- Posted February 25, 2014 by
This iReport is part of an assignment:
Arizona's 'religious freedom' bill vetoed
Establishing a Judicial Standard Not Picking Winners and Losers
Religious liberty is the first liberty codified in the First Amendment to Our Constitution. It is preeminent among our liberties and foundational to our form of government. When I say "people of faith," I mean that in the most broad sense. The question is how to balance governments interest in preventing unlawful discrimination against the rights of individuals to exercise their faith in the community. Again, strict scrutiny should be applied in such circumstances so that government narrowly tailors its actions to accomplish a compelling interest. The AZ law, like the Federal RFRA, merely directs courts to apply strict scrutiny when balancing government laws and policies and the rights of the people to freely exercise their faith. However, it does not dictate who wins or loses as the media has erroneously reported.
Free exercise allows American Indians, Muslims, liberal Christians, conservative Christians and every other expression of faith to be believed and lived out in society without government interference unless the government has a compelling interest and the government narrowly tailors it's actions to accomplish that interest.
The U.S. Supreme Court, when applying strict scrutiny, has already said unequivocally that the Government has a fundamental, overriding and compelling interest in eradicating discrimination and that such an interest substantially outweighs whatever burden enforcing ant-discrimination laws may have on a person's free exercise rights. See Bob Jones University v. U.S., 461 U.S. 574, 604 (1983). There has not been one case under a state RFRA that has permitted a person to unlawfully discriminate against any protected class of persons based on deeply help religious beliefs and the free exercise thereof.

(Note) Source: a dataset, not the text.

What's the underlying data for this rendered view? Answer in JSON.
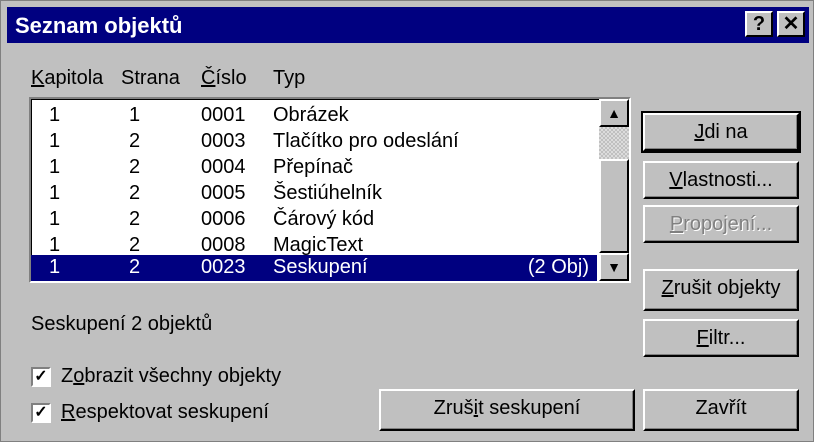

While most will agree that free exercise of faith is a foundational right, I think many might disagree on what constitutes a compelling governmental interest and how that interest should be weighed against the rights of those exercising their faith. I think that is a good and healthy part of this debate. I don't disagree that there is the potential that a christian business, such as a photographer or a baker, might be permitted to refuse to serve gay couples based on their sincerely held religious convictions about sexuality and marriage. However, in analyzing such cases, I believe that strict scrutiny should be applied to the government's law restricting the exercise of faith. Whether the religious baker or the photographer win their case is not of as much concern to me and others as the judicial standard used to restrict their liberty.
Here is the actual text of the AZ legislation:
Notice that the bill articulates a standard and that it does not mandate a result.